Joseph Boyden's debut novel is very striking. He knows how to pull you in to his written world through the eyes of his characters. Sadly, this being aJoseph Boyden's debut novel is very striking. He knows how to pull you in to his written world through the eyes of his characters. Sadly, this being a work of historical fiction, his written world is not much of a fabrication of the world at war with each other. He tells a story of the first World War from the perspective of a young Canadian soldier of Cree Indian descent.
Xavier's experience of the war is told via memories as he succumbs to morphine induced numbness upon his return from France. His story is intertwined with that of his Aunt Niska who lives in the bush and knows little of the ways of white men and their war, but relies on the way of her ancestors to try to heal her nephew's pain. And this book is full of pain.
The descriptions of the atrocities on battlefields become less disturbing as the reader is desensitized like the soldiers who lived it. But the emotional pain from the way the mind must deal with the things war creates is vicious.
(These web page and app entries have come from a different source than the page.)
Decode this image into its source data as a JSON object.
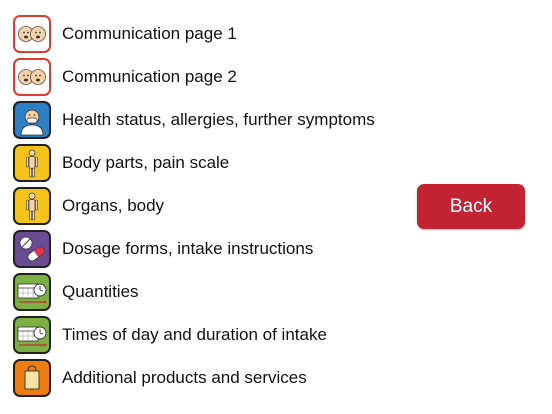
{
  "menu": {
    "items": [
      {
        "label": "Communication page 1",
        "icon": "two-faces-icon",
        "frame": "#e03a2e",
        "bg": "#ffffff"
      },
      {
        "label": "Communication page 2",
        "icon": "two-faces-icon",
        "frame": "#e03a2e",
        "bg": "#ffffff"
      },
      {
        "label": "Health status, allergies, further symptoms",
        "icon": "sick-person-icon",
        "frame": "#222222",
        "bg": "#2f7fc4"
      },
      {
        "label": "Body parts, pain scale",
        "icon": "body-figure-icon",
        "frame": "#222222",
        "bg": "#f4c41a"
      },
      {
        "label": "Organs, body",
        "icon": "body-figure-icon",
        "frame": "#222222",
        "bg": "#f4c41a"
      },
      {
        "label": "Dosage forms, intake instructions",
        "icon": "pills-icon",
        "frame": "#222222",
        "bg": "#6a4c93"
      },
      {
        "label": "Quantities",
        "icon": "calendar-clock-icon",
        "frame": "#222222",
        "bg": "#7db043"
      },
      {
        "label": "Times of day and duration of intake",
        "icon": "calendar-clock-icon",
        "frame": "#222222",
        "bg": "#7db043"
      },
      {
        "label": "Additional products and services",
        "icon": "shopping-bag-icon",
        "frame": "#222222",
        "bg": "#ee7d12"
      }
    ]
  },
  "back_button": {
    "label": "Back",
    "color": "#c42334"
  }
}
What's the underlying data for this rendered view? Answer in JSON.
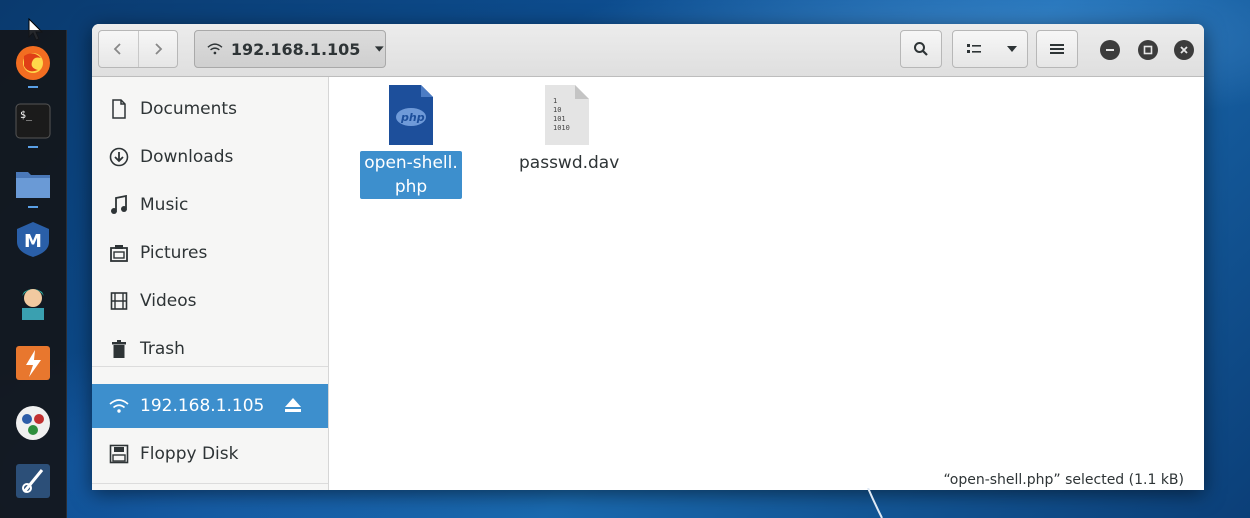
{
  "window": {
    "location": "192.168.1.105"
  },
  "toolbar": {
    "back_icon": "chevron-left-icon",
    "forward_icon": "chevron-right-icon",
    "search_icon": "search-icon",
    "view_icon": "list-view-icon",
    "menu_icon": "hamburger-menu-icon"
  },
  "sidebar": {
    "items": [
      {
        "label": "Documents",
        "icon": "document-icon"
      },
      {
        "label": "Downloads",
        "icon": "download-icon"
      },
      {
        "label": "Music",
        "icon": "music-icon"
      },
      {
        "label": "Pictures",
        "icon": "camera-icon"
      },
      {
        "label": "Videos",
        "icon": "film-icon"
      },
      {
        "label": "Trash",
        "icon": "trash-icon"
      }
    ],
    "network": {
      "label": "192.168.1.105",
      "icon": "wifi-icon",
      "active": true
    },
    "devices": [
      {
        "label": "Floppy Disk",
        "icon": "floppy-icon"
      }
    ]
  },
  "files": [
    {
      "name_line1": "open-shell.",
      "name_line2": "php",
      "icon": "php-file-icon",
      "selected": true
    },
    {
      "name": "passwd.dav",
      "icon": "binary-file-icon",
      "selected": false
    }
  ],
  "status": {
    "text": "“open-shell.php” selected  (1.1 kB)"
  },
  "colors": {
    "accent": "#3d8fcd",
    "php_icon": "#1d4f9b"
  }
}
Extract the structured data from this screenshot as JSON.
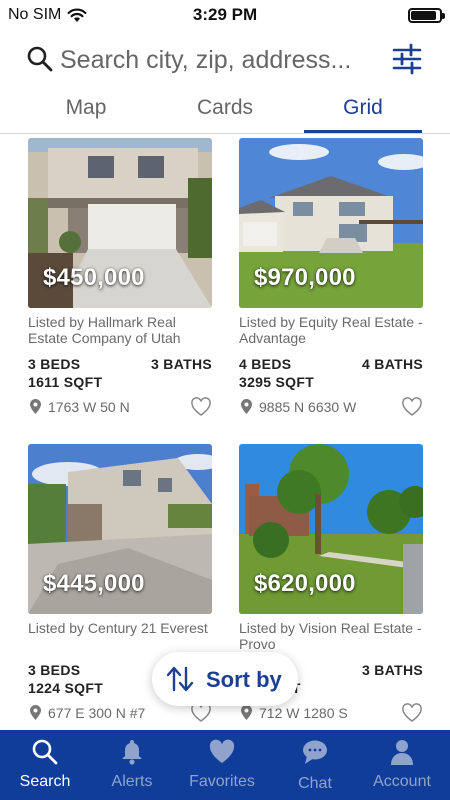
{
  "status_bar": {
    "carrier": "No SIM",
    "time": "3:29 PM",
    "battery_level": 0.9
  },
  "search": {
    "placeholder": "Search city, zip, address..."
  },
  "tabs": [
    {
      "label": "Map",
      "active": false
    },
    {
      "label": "Cards",
      "active": false
    },
    {
      "label": "Grid",
      "active": true
    }
  ],
  "listings": [
    {
      "price": "$450,000",
      "listed_by": "Listed by Hallmark Real Estate Company of Utah",
      "beds": "3 BEDS",
      "baths": "3 BATHS",
      "sqft": "1611 SQFT",
      "address": "1763 W 50 N"
    },
    {
      "price": "$970,000",
      "listed_by": "Listed by Equity Real Estate - Advantage",
      "beds": "4 BEDS",
      "baths": "4 BATHS",
      "sqft": "3295 SQFT",
      "address": "9885 N 6630 W"
    },
    {
      "price": "$445,000",
      "listed_by": "Listed by Century 21 Everest",
      "beds": "3 BEDS",
      "baths": "",
      "sqft": "1224 SQFT",
      "address": "677 E 300 N #7"
    },
    {
      "price": "$620,000",
      "listed_by": "Listed by Vision Real Estate - Provo",
      "beds": "",
      "baths": "3 BATHS",
      "sqft": "FT",
      "address": "712 W 1280 S"
    }
  ],
  "sort": {
    "label": "Sort by"
  },
  "bottom_nav": [
    {
      "label": "Search",
      "icon": "search-icon",
      "active": true
    },
    {
      "label": "Alerts",
      "icon": "bell-icon",
      "active": false
    },
    {
      "label": "Favorites",
      "icon": "heart-icon",
      "active": false
    },
    {
      "label": "Chat",
      "icon": "chat-bubble-icon",
      "active": false
    },
    {
      "label": "Account",
      "icon": "person-icon",
      "active": false
    }
  ],
  "colors": {
    "brand_blue": "#0f3d99",
    "accent_blue": "#1c3f94",
    "nav_inactive": "#8fa3cc"
  }
}
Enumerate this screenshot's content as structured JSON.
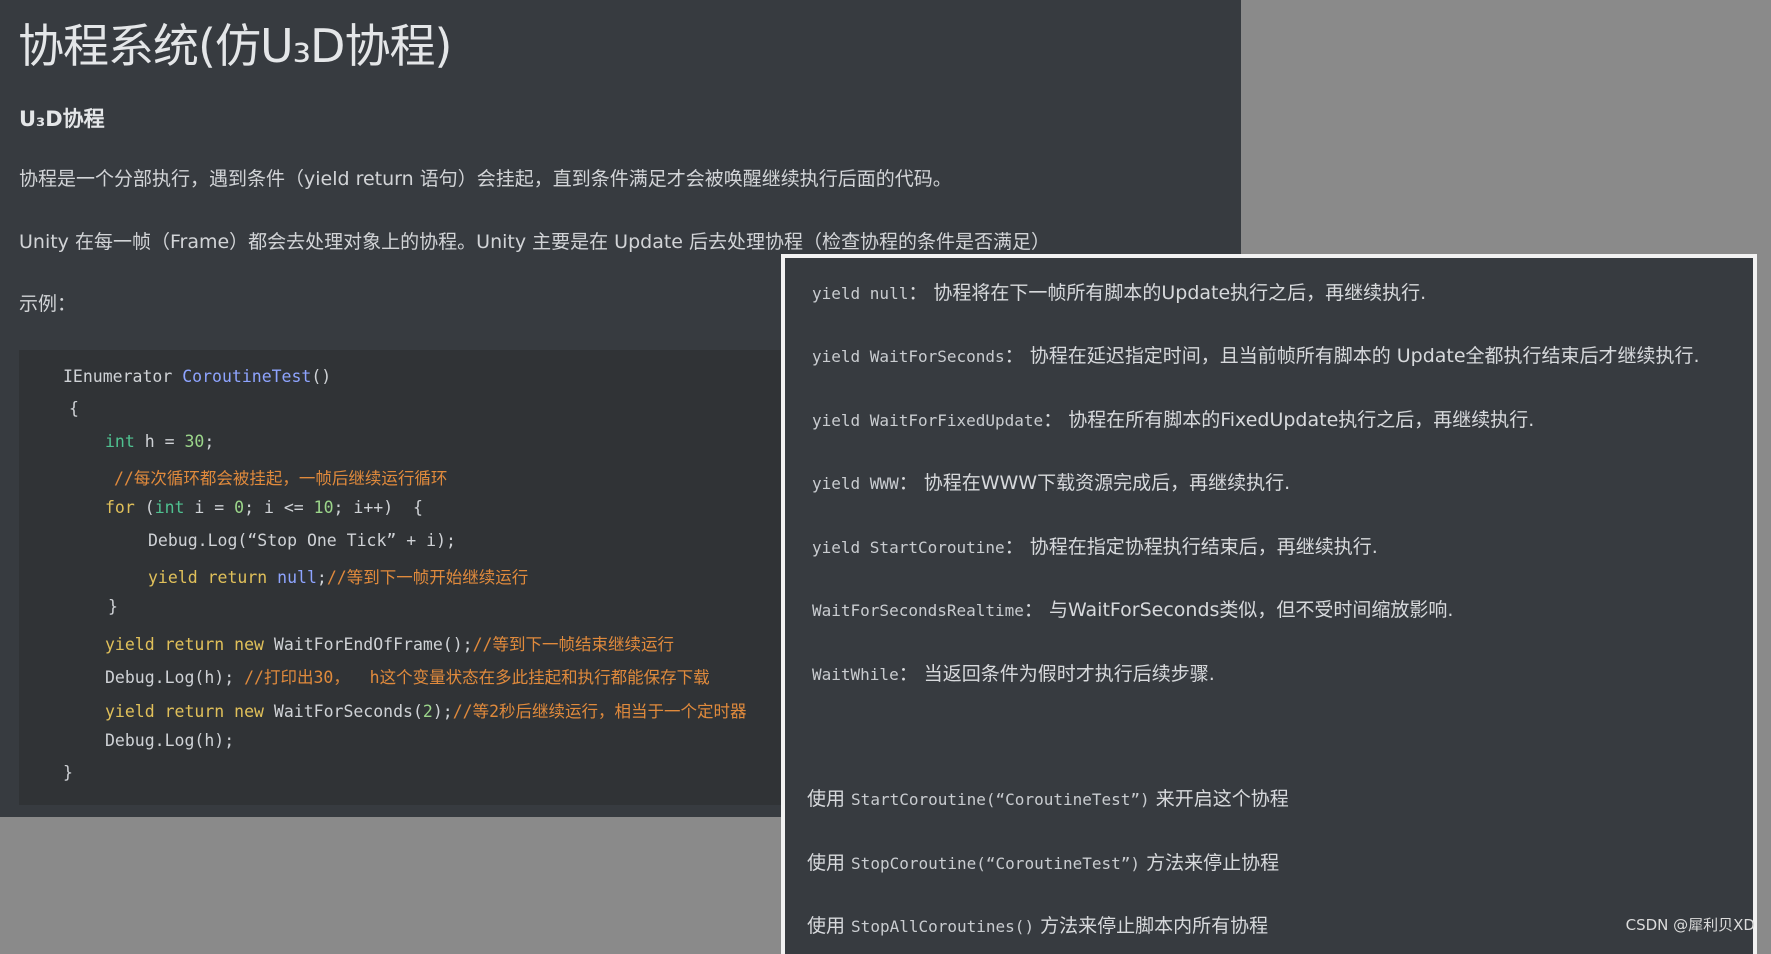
{
  "doc": {
    "title": "协程系统(仿U₃D协程)",
    "section_heading": "U₃D协程",
    "paragraphs": [
      "协程是一个分部执行，遇到条件（yield return 语句）会挂起，直到条件满足才会被唤醒继续执行后面的代码。",
      "Unity 在每一帧（Frame）都会去处理对象上的协程。Unity 主要是在 Update 后去处理协程（检查协程的条件是否满足）",
      "示例："
    ]
  },
  "code": {
    "l1": {
      "a": "IEnumerator ",
      "b": "CoroutineTest",
      "c": "()"
    },
    "l2": "{",
    "l3": {
      "a": "int",
      "b": " h = ",
      "c": "30",
      "d": ";"
    },
    "l4": "//每次循环都会被挂起，一帧后继续运行循环",
    "l5": {
      "a": "for",
      "b": " (",
      "c": "int",
      "d": " i = ",
      "e": "0",
      "f": "; i <= ",
      "g": "10",
      "h": "; i++)  {"
    },
    "l6": "Debug.Log(“Stop One Tick” + i);",
    "l7": {
      "a": "yield",
      "b": " ",
      "c": "return",
      "d": " ",
      "e": "null",
      "f": ";",
      "g": "//等到下一帧开始继续运行"
    },
    "l8": "}",
    "l9": {
      "a": "yield",
      "b": " ",
      "c": "return",
      "d": " ",
      "e": "new",
      "f": " WaitForEndOfFrame();",
      "g": "//等到下一帧结束继续运行"
    },
    "l10": {
      "a": "Debug.Log(h); ",
      "b": "//打印出30，  h这个变量状态在多此挂起和执行都能保存下载"
    },
    "l11": {
      "a": "yield",
      "b": " ",
      "c": "return",
      "d": " ",
      "e": "new",
      "f": " WaitForSeconds(",
      "g": "2",
      "h": ");",
      "i": "//等2秒后继续运行，相当于一个定时器"
    },
    "l12": "Debug.Log(h);",
    "l13": "}"
  },
  "yields": [
    {
      "code": "yield null",
      "desc": "： 协程将在下一帧所有脚本的Update执行之后，再继续执行."
    },
    {
      "code": "yield WaitForSeconds",
      "desc": "： 协程在延迟指定时间，且当前帧所有脚本的 Update全都执行结束后才继续执行."
    },
    {
      "code": "yield WaitForFixedUpdate",
      "desc": "： 协程在所有脚本的FixedUpdate执行之后，再继续执行."
    },
    {
      "code": "yield WWW",
      "desc": "： 协程在WWW下载资源完成后，再继续执行."
    },
    {
      "code": "yield StartCoroutine",
      "desc": "： 协程在指定协程执行结束后，再继续执行."
    },
    {
      "code": "WaitForSecondsRealtime",
      "desc": "： 与WaitForSeconds类似，但不受时间缩放影响."
    },
    {
      "code": "WaitWhile",
      "desc": "： 当返回条件为假时才执行后续步骤."
    }
  ],
  "usage": [
    {
      "pre": "使用 ",
      "code": "StartCoroutine(“CoroutineTest”)",
      "post": " 来开启这个协程"
    },
    {
      "pre": "使用 ",
      "code": "StopCoroutine(“CoroutineTest”)",
      "post": " 方法来停止协程"
    },
    {
      "pre": "使用 ",
      "code": "StopAllCoroutines()",
      "post": " 方法来停止脚本内所有协程"
    }
  ],
  "watermark": "CSDN @犀利贝XD"
}
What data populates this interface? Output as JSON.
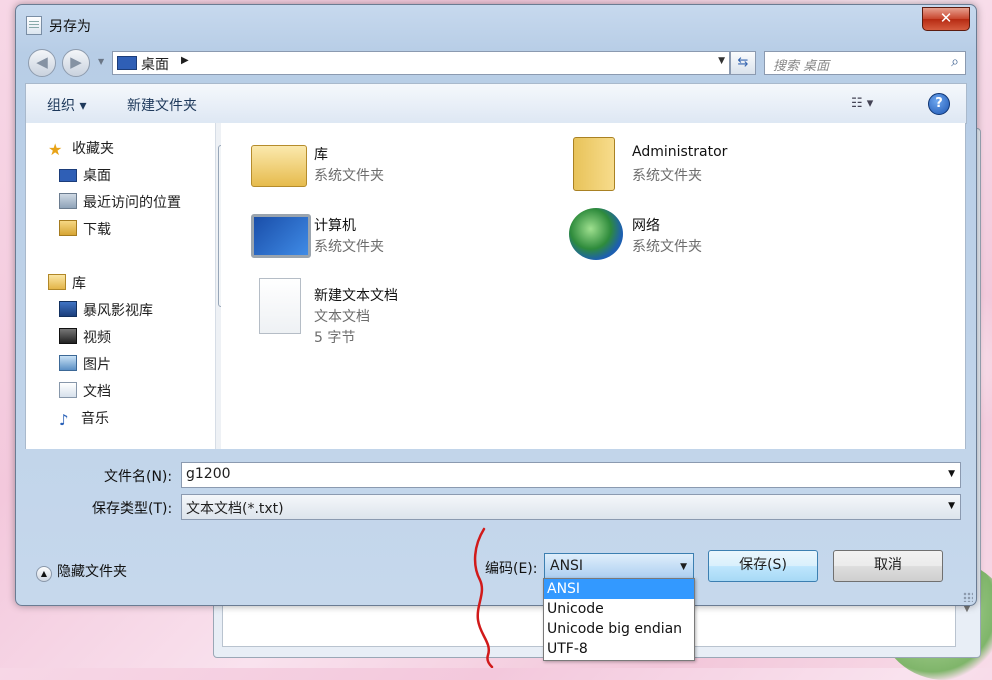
{
  "window": {
    "title": "另存为",
    "close_glyph": "✕"
  },
  "nav": {
    "back_glyph": "◀",
    "forward_glyph": "▶",
    "address": "桌面",
    "address_arrow": "▶",
    "refresh_glyph": "⇆",
    "search_placeholder": "搜索 桌面"
  },
  "toolbar": {
    "organize": "组织 ▾",
    "new_folder": "新建文件夹",
    "view": "☷ ▾",
    "help": "?"
  },
  "sidebar": {
    "favorites": "收藏夹",
    "desktop": "桌面",
    "recent": "最近访问的位置",
    "downloads": "下载",
    "libraries": "库",
    "baofeng": "暴风影视库",
    "videos": "视频",
    "pictures": "图片",
    "documents": "文档",
    "music": "音乐"
  },
  "items": [
    {
      "name": "库",
      "type": "系统文件夹"
    },
    {
      "name": "Administrator",
      "type": "系统文件夹"
    },
    {
      "name": "计算机",
      "type": "系统文件夹"
    },
    {
      "name": "网络",
      "type": "系统文件夹"
    },
    {
      "name": "新建文本文档",
      "type": "文本文档",
      "size": "5 字节"
    }
  ],
  "form": {
    "filename_label": "文件名(N):",
    "filename_value": "g1200",
    "filetype_label": "保存类型(T):",
    "filetype_value": "文本文档(*.txt)",
    "hide_folders": "隐藏文件夹",
    "encoding_label": "编码(E):",
    "encoding_value": "ANSI",
    "save": "保存(S)",
    "cancel": "取消"
  },
  "encoding_options": [
    "ANSI",
    "Unicode",
    "Unicode big endian",
    "UTF-8"
  ],
  "colors": {
    "selection": "#3399ff",
    "annotation": "#d11a1a",
    "title_bar": "#b7cde6"
  }
}
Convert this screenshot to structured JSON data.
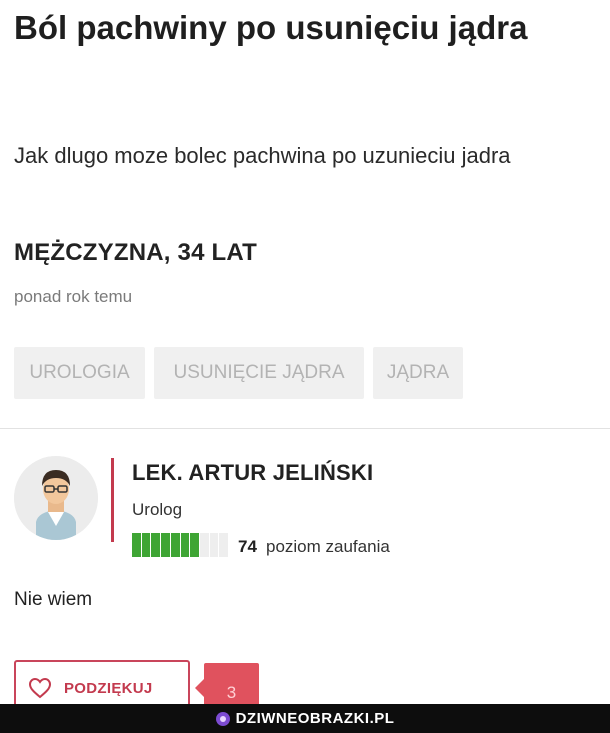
{
  "question": {
    "title": "Ból pachwiny po usunięciu jądra",
    "body": "Jak dlugo moze bolec pachwina po uzunieciu jadra",
    "author": "MĘŻCZYZNA, 34 LAT",
    "time": "ponad rok temu",
    "tags": [
      "UROLOGIA",
      "USUNIĘCIE JĄDRA",
      "JĄDRA"
    ]
  },
  "answer": {
    "doctor_name": "LEK. ARTUR JELIŃSKI",
    "specialty": "Urolog",
    "trust_score": "74",
    "trust_label": "poziom zaufania",
    "trust_fraction": 0.74,
    "text": "Nie wiem",
    "thanks_label": "PODZIĘKUJ",
    "thanks_count": "3"
  },
  "watermark": {
    "text": "DZIWNEOBRAZKI.PL"
  },
  "colors": {
    "accent": "#c33a4e",
    "count_bg": "#e0525e",
    "trust_green": "#3fa534",
    "tag_bg": "#f0f0f0"
  },
  "icons": {
    "avatar": "doctor-avatar-icon",
    "thanks": "heart-icon",
    "watermark": "watermark-logo-icon"
  }
}
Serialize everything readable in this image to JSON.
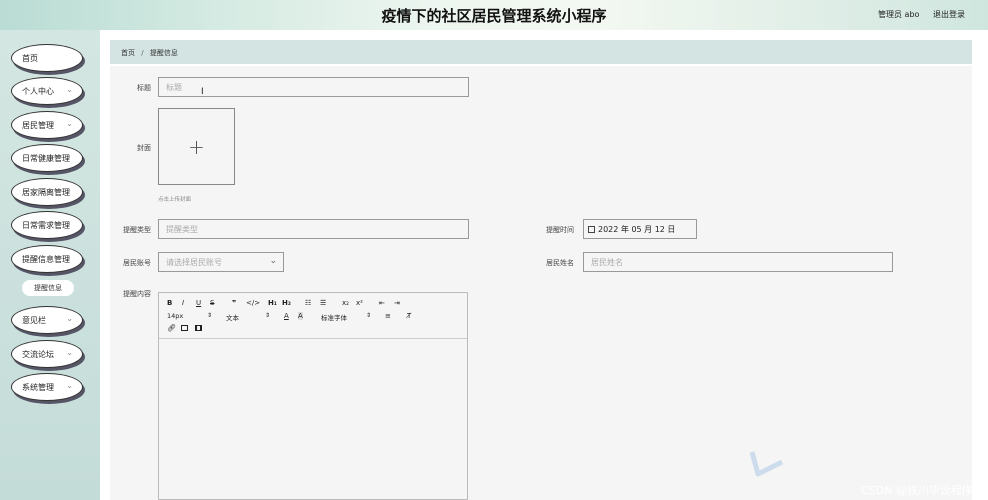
{
  "header": {
    "title": "疫情下的社区居民管理系统小程序",
    "admin": "管理员 abo",
    "logout": "退出登录"
  },
  "sidebar": {
    "items": [
      {
        "label": "首页"
      },
      {
        "label": "个人中心"
      },
      {
        "label": "居民管理"
      },
      {
        "label": "日常健康管理"
      },
      {
        "label": "居家隔离管理"
      },
      {
        "label": "日常需求管理"
      },
      {
        "label": "提醒信息管理"
      },
      {
        "label": "意见栏"
      },
      {
        "label": "交流论坛"
      },
      {
        "label": "系统管理"
      }
    ],
    "sub": "提醒信息"
  },
  "breadcrumb": {
    "home": "首页",
    "sep": "/",
    "current": "提醒信息"
  },
  "form": {
    "title_label": "标题",
    "title_placeholder": "标题",
    "cover_label": "封面",
    "cover_plus": "+",
    "cover_hint": "点击上传封面",
    "type_label": "提醒类型",
    "type_placeholder": "提醒类型",
    "time_label": "提醒时间",
    "time_value": "2022 年 05 月 12 日",
    "account_label": "居民账号",
    "account_placeholder": "请选择居民账号",
    "name_label": "居民姓名",
    "name_placeholder": "居民姓名",
    "content_label": "提醒内容"
  },
  "editor": {
    "font_size": "14px",
    "block": "文本",
    "font_family": "标准字体"
  },
  "watermark": "CSDN @铁川毕设程序"
}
It is hard to explain why this book is enjoyable. I looked forward to picking it up each day even though I knew I would be dragged in to an ugly place. I think the contrast of Niska's practical lessons helped to put everything in perspective and ground the reader. No laughs in this one. But lots of appreciation for those who fight for better days. ...more